I found myself flipping through a bread book, as usual, deciding what to bake and bring in to work. I've done a lot of bakery-style bread recently, and wanted some a little less healthy. Scratch that, a lot less healthy. Full on dessert. I saw a beautiful picture of bread - babka it would be! Then I read the recipe. Egg yolks? Egg white wash? 3-4 hours of proofing/shaping/baking/cooling with fridge time? Blech. But, hey, I like that it was covered in chocolate. I can take that and run with it.
I decided to take the general idea of melting a bunch of chocolate and butter, covering dough in it, then rolling it up and shaping it. For dough I took a much simpler dessert dough - cinnamon roll dough. With none of the annoying rising, really. I prepped it, left it in the fridge for two nights, and gave it maybe an hour in the morning to rise (covered in warm chocolate for part of the time, which I'm sure helped).

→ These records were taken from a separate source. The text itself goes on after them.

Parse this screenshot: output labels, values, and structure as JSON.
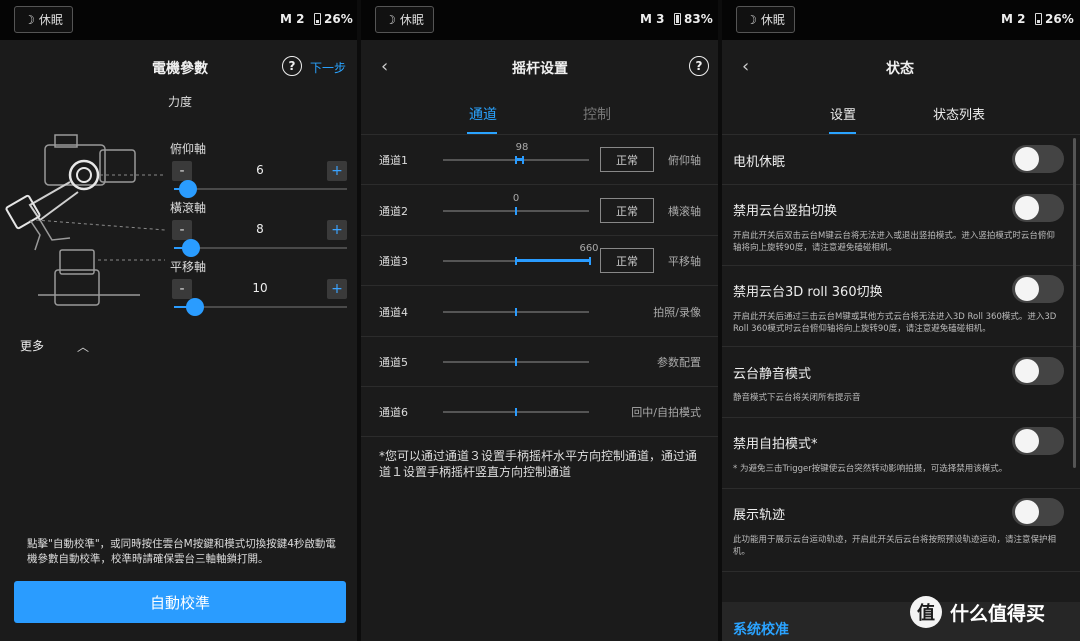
{
  "status_bars": [
    {
      "sleep": "休眠",
      "mode": "M 2",
      "battery": "26%"
    },
    {
      "sleep": "休眠",
      "mode": "M 3",
      "battery": "83%"
    },
    {
      "sleep": "休眠",
      "mode": "M 2",
      "battery": "26%"
    }
  ],
  "motor": {
    "title": "電機參數",
    "next": "下一步",
    "force_label": "力度",
    "axes": [
      {
        "name": "俯仰軸",
        "value": "6",
        "level": 0.05
      },
      {
        "name": "橫滾軸",
        "value": "8",
        "level": 0.07
      },
      {
        "name": "平移軸",
        "value": "10",
        "level": 0.09
      }
    ],
    "more": "更多",
    "note": "點擊\"自動校準\"，或同時按住雲台M按鍵和模式切換按鍵4秒啟動電機參數自動校準，校準時請確保雲台三軸軸鎖打開。",
    "calibrate": "自動校準"
  },
  "joystick": {
    "title": "摇杆设置",
    "tabs": [
      "通道",
      "控制"
    ],
    "channels": [
      {
        "label": "通道1",
        "value": "98",
        "button": "正常",
        "func": "俯仰轴",
        "fill": 0.08
      },
      {
        "label": "通道2",
        "value": "0",
        "button": "正常",
        "func": "横滚轴",
        "fill": 0
      },
      {
        "label": "通道3",
        "value": "660",
        "button": "正常",
        "func": "平移轴",
        "fill": 1.0
      },
      {
        "label": "通道4",
        "value": "",
        "button": "",
        "func": "拍照/录像",
        "fill": 0
      },
      {
        "label": "通道5",
        "value": "",
        "button": "",
        "func": "参数配置",
        "fill": 0
      },
      {
        "label": "通道6",
        "value": "",
        "button": "",
        "func": "回中/自拍模式",
        "fill": 0
      }
    ],
    "note": "*您可以通过通道３设置手柄摇杆水平方向控制通道，通过通道１设置手柄摇杆竖直方向控制通道"
  },
  "state": {
    "title": "状态",
    "tabs": [
      "设置",
      "状态列表"
    ],
    "settings": [
      {
        "title": "电机休眠",
        "desc": ""
      },
      {
        "title": "禁用云台竖拍切换",
        "desc": "开启此开关后双击云台M键云台将无法进入或退出竖拍模式。进入竖拍模式时云台俯仰轴将向上旋转90度，请注意避免磕碰相机。"
      },
      {
        "title": "禁用云台3D roll 360切换",
        "desc": "开启此开关后通过三击云台M键或其他方式云台将无法进入3D Roll 360模式。进入3D Roll 360模式时云台俯仰轴将向上旋转90度，请注意避免磕碰相机。"
      },
      {
        "title": "云台静音模式",
        "desc": "静音模式下云台将关闭所有提示音"
      },
      {
        "title": "禁用自拍模式*",
        "desc": "* 为避免三击Trigger按键使云台突然转动影响拍摄，可选择禁用该模式。"
      },
      {
        "title": "展示轨迹",
        "desc": "此功能用于展示云台运动轨迹，开启此开关后云台将按照预设轨迹运动，请注意保护相机。"
      }
    ],
    "section": "系统校准"
  },
  "watermark": {
    "badge": "值",
    "text": "什么值得买"
  }
}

The flavor/texture was most similar to rugleach (think of something like a chocolate strudel). Now, rugelach has a special place in my stomach. The best I've ever had was in Israel, purchased at a shuk in Jerusalem for practically nothing - I believe we got enough rugelach to make 3 people feel somewhat sick for ~5 shekels (around a dollar at the time). There is a delicate balance between making a soft-but-crispy dough, filling it with a mixture that is both crunchy and sweet, and covering it in a good streusel. Wikipedia says the secret is cream cheese, but I doubt that because I didn't use any and mine came out great. I've eaten attempts at it in Chicago (the filling was too dry), Vancouver (pretty good actually), and Mountain View (overall too dry), but never anything as good as the fresh stuff from the market.

Now, however, I've made something close. I don't have a recipe, but you won't need one of you want to make these. Take your favorite cinnamon roll dough (or all-purpose sweet dough, as you may see it called) recipe and make a batch of it. Roll it out flat. Melt a mixture of 6 parts bittersweet chocolate chips to 1 part butter in a double boiler, and season it with some cinnamon (so that it tastes cinnamon-y). Let it cool slightly, then spread it with a spatula over the rolled-out dough.

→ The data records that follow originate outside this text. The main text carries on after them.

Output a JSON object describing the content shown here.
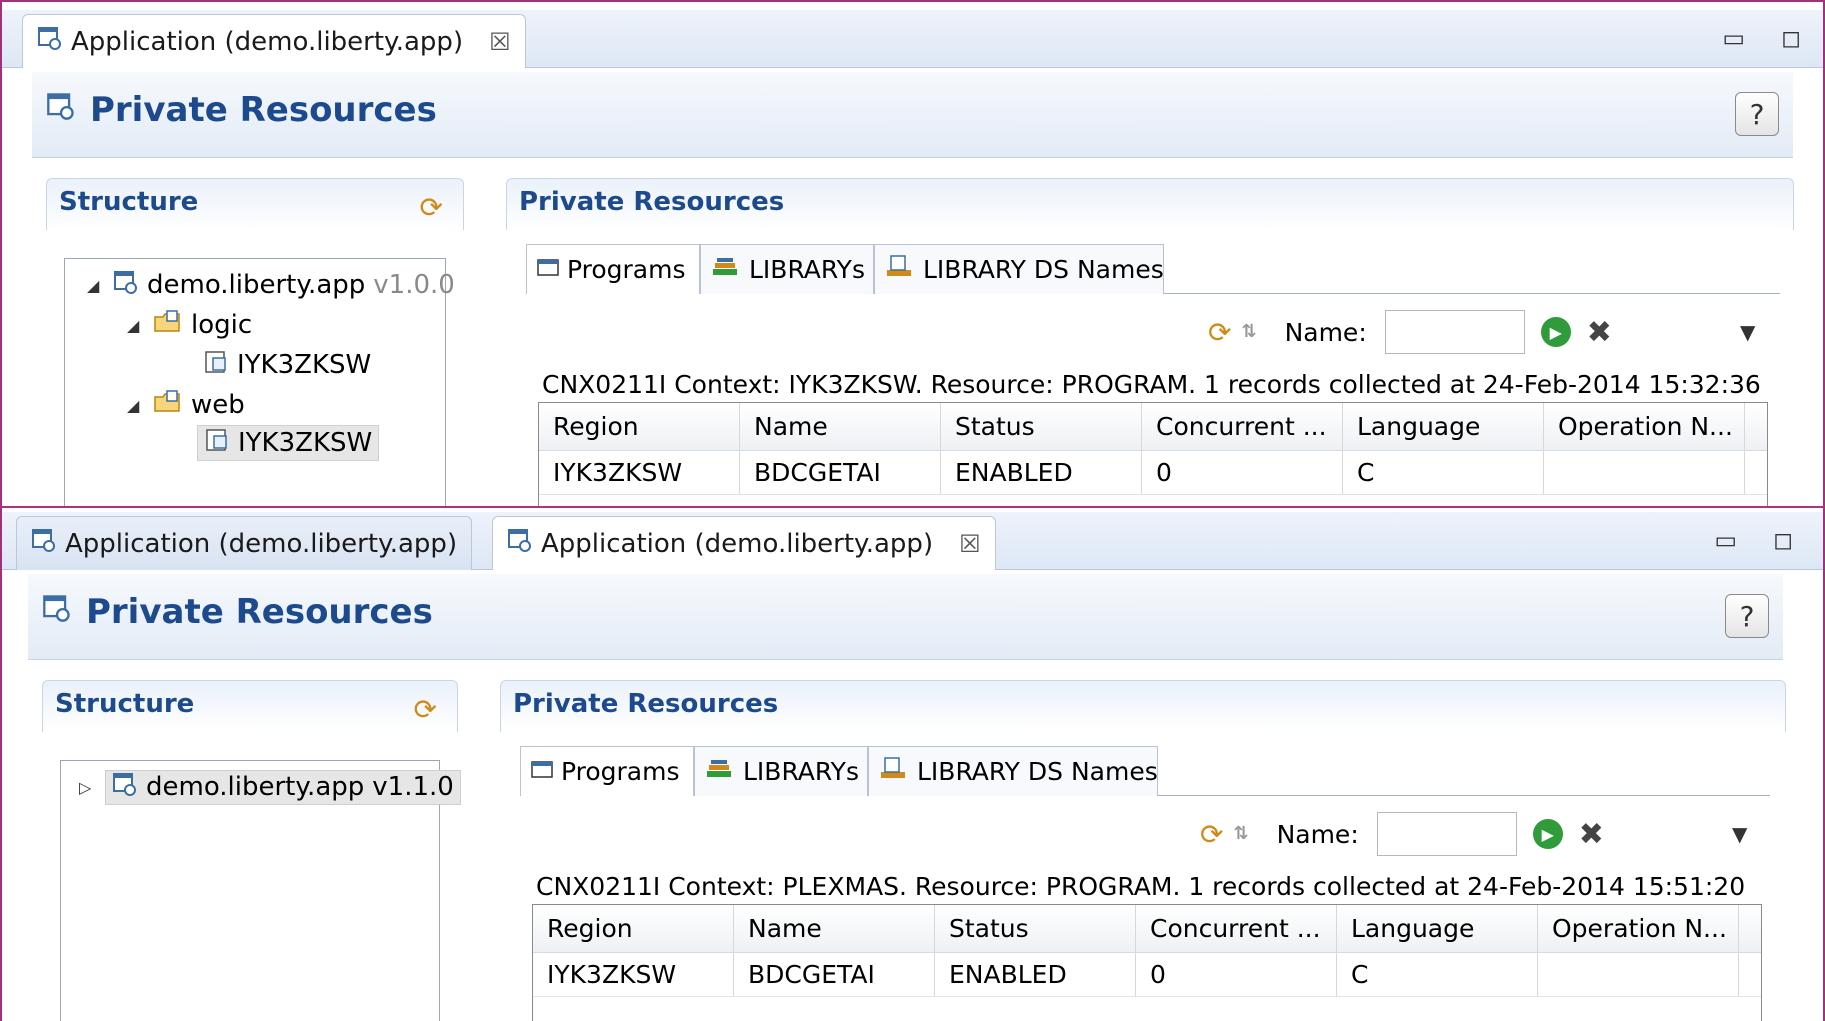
{
  "panels": [
    {
      "editor_tabs": [
        {
          "label": "Application (demo.liberty.app)",
          "active": true,
          "close": "☒"
        }
      ],
      "form_title": "Private Resources",
      "help": "?",
      "structure": {
        "title": "Structure",
        "tree": [
          {
            "label": "demo.liberty.app",
            "version": "v1.0.0",
            "twisty": "◢",
            "icon": "application-icon"
          },
          {
            "label": "logic",
            "twisty": "◢",
            "icon": "bundle-folder-icon"
          },
          {
            "label": "IYK3ZKSW",
            "icon": "region-icon"
          },
          {
            "label": "web",
            "twisty": "◢",
            "icon": "bundle-folder-icon"
          },
          {
            "label": "IYK3ZKSW",
            "icon": "region-icon",
            "selected": true
          }
        ]
      },
      "resources": {
        "title": "Private Resources",
        "tabs": [
          "Programs",
          "LIBRARYs",
          "LIBRARY DS Names"
        ],
        "name_label": "Name:",
        "name_value": "",
        "status": "CNX0211I Context: IYK3ZKSW. Resource: PROGRAM. 1 records collected at 24-Feb-2014 15:32:36",
        "columns": [
          "Region",
          "Name",
          "Status",
          "Concurrent ...",
          "Language",
          "Operation N..."
        ],
        "rows": [
          [
            "IYK3ZKSW",
            "BDCGETAI",
            "ENABLED",
            "0",
            "C",
            ""
          ]
        ]
      }
    },
    {
      "editor_tabs": [
        {
          "label": "Application (demo.liberty.app)",
          "active": false
        },
        {
          "label": "Application (demo.liberty.app)",
          "active": true,
          "close": "☒"
        }
      ],
      "form_title": "Private Resources",
      "help": "?",
      "structure": {
        "title": "Structure",
        "tree": [
          {
            "label": "demo.liberty.app",
            "version": "v1.1.0",
            "twisty": "▷",
            "icon": "application-icon",
            "selected": true
          }
        ]
      },
      "resources": {
        "title": "Private Resources",
        "tabs": [
          "Programs",
          "LIBRARYs",
          "LIBRARY DS Names"
        ],
        "name_label": "Name:",
        "name_value": "",
        "status": "CNX0211I Context: PLEXMAS. Resource: PROGRAM. 1 records collected at 24-Feb-2014 15:51:20",
        "columns": [
          "Region",
          "Name",
          "Status",
          "Concurrent ...",
          "Language",
          "Operation N..."
        ],
        "rows": [
          [
            "IYK3ZKSW",
            "BDCGETAI",
            "ENABLED",
            "0",
            "C",
            ""
          ]
        ]
      }
    }
  ],
  "colors": {
    "accent_title": "#1c4a8c",
    "frame": "#a0317a",
    "run_green": "#2f9b3b"
  }
}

You can improvise here, but I opted for not making a crunchy filling. If you want one, add some walnuts or poppy seeds. You can then also shape or property, or do what I did: cut the rolled out dough in half, lengthwise. Roll up each half in a spiral, then gently rock it back and forth to thin it. Then, cut each rolled up log in half, lengthwise, again. You can either chop off bits of these logs and bake them as-is, or take two equal lengths and spiral them (using a bit of water to get them to stick). The normal ones stuck together way better, but I think given a little bit more water (or egg I guess) and skinnier halves, the spiral could have looked nice post-baking.

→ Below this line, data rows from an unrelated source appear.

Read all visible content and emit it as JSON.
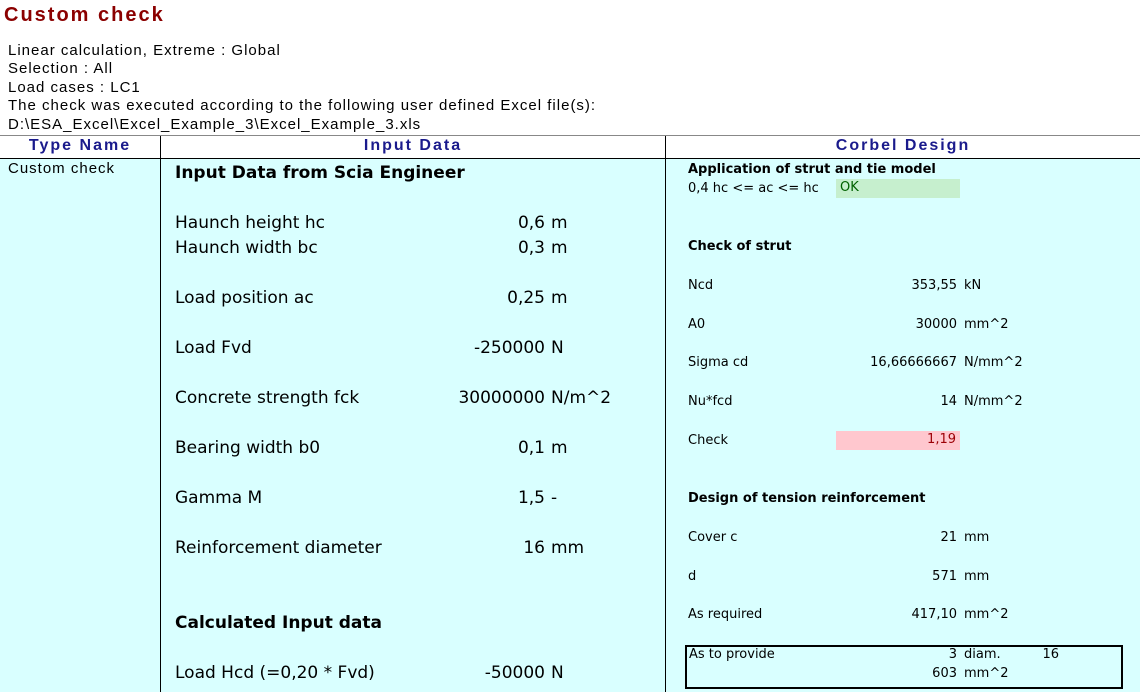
{
  "report": {
    "title": "Custom check",
    "info_lines": [
      "Linear calculation, Extreme : Global",
      "Selection : All",
      "Load cases : LC1",
      "The  check was  executed according to the  following user defined Excel file(s):",
      "D:\\ESA_Excel\\Excel_Example_3\\Excel_Example_3.xls"
    ]
  },
  "table": {
    "headers": [
      "Type Name",
      "Input Data",
      "Corbel Design"
    ],
    "type_name": "Custom check"
  },
  "input_data": {
    "section1_title": "Input Data from Scia Engineer",
    "rows": [
      {
        "label": "Haunch height hc",
        "value": "0,6",
        "unit": "m"
      },
      {
        "label": "Haunch width bc",
        "value": "0,3",
        "unit": "m"
      },
      {
        "label": "Load position ac",
        "value": "0,25",
        "unit": "m"
      },
      {
        "label": "Load Fvd",
        "value": "-250000",
        "unit": "N"
      },
      {
        "label": "Concrete strength fck",
        "value": "30000000",
        "unit": "N/m^2"
      },
      {
        "label": "Bearing width b0",
        "value": "0,1",
        "unit": "m"
      },
      {
        "label": "Gamma M",
        "value": "1,5",
        "unit": "-"
      },
      {
        "label": "Reinforcement diameter",
        "value": "16",
        "unit": "mm"
      }
    ],
    "section2_title": "Calculated Input data",
    "calc_rows": [
      {
        "label": "Load Hcd (=0,20 * Fvd)",
        "value": "-50000",
        "unit": "N"
      }
    ]
  },
  "corbel": {
    "strut_tie_title": "Application of strut and tie model",
    "strut_tie_label": "0,4 hc <= ac <= hc",
    "strut_tie_status": "OK",
    "strut_title": "Check of strut",
    "strut_rows": [
      {
        "label": "Ncd",
        "value": "353,55",
        "unit": "kN"
      },
      {
        "label": "A0",
        "value": "30000",
        "unit": "mm^2"
      },
      {
        "label": "Sigma cd",
        "value": "16,66666667",
        "unit": "N/mm^2"
      },
      {
        "label": "Nu*fcd",
        "value": "14",
        "unit": "N/mm^2"
      }
    ],
    "check_label": "Check",
    "check_value": "1,19",
    "tension_title": "Design of tension reinforcement",
    "tension_rows": [
      {
        "label": "Cover c",
        "value": "21",
        "unit": "mm"
      },
      {
        "label": "d",
        "value": "571",
        "unit": "mm"
      },
      {
        "label": "As required",
        "value": "417,10",
        "unit": "mm^2"
      }
    ],
    "provide": {
      "label": "As to provide",
      "count": "3",
      "diam_label": "diam.",
      "diam_value": "16",
      "area": "603",
      "area_unit": "mm^2"
    }
  },
  "colors": {
    "title": "#8B0000",
    "header_text": "#1a1a8c",
    "body_bg": "#d9ffff",
    "ok_bg": "#c6efce",
    "fail_bg": "#ffc7ce"
  }
}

Before baking, brush the tops with a bit of either water, oil, milk, or egg wash. Basically, anything to get streusel to stick. And then, obviously, top it with streusel. I make up the ratios every time I've made streusel, putting in a bit of butter and flour and mixing till it is kinda chunky, then adding brown sugar and mixing some more. I baked at 350 for 20 minutes - I let them get a tinge of brown, gave em 2 more minutes, then pulled them.

1 comment:

  1. I've been playing around with rugelach too, and this has been my favorite dough (earth balance for the margarine): http://www.epicurious.com/recipes/food/views/Cottage-Cheese-Rugelach-with-Walnuts-1575

    It's not as springy as I remember the Jerusalem rugelach being, but it's a lot closer than cream cheese doughs I've tried. Maybe next time I'll try adding a bit more flour and an egg to try to converge our doughs!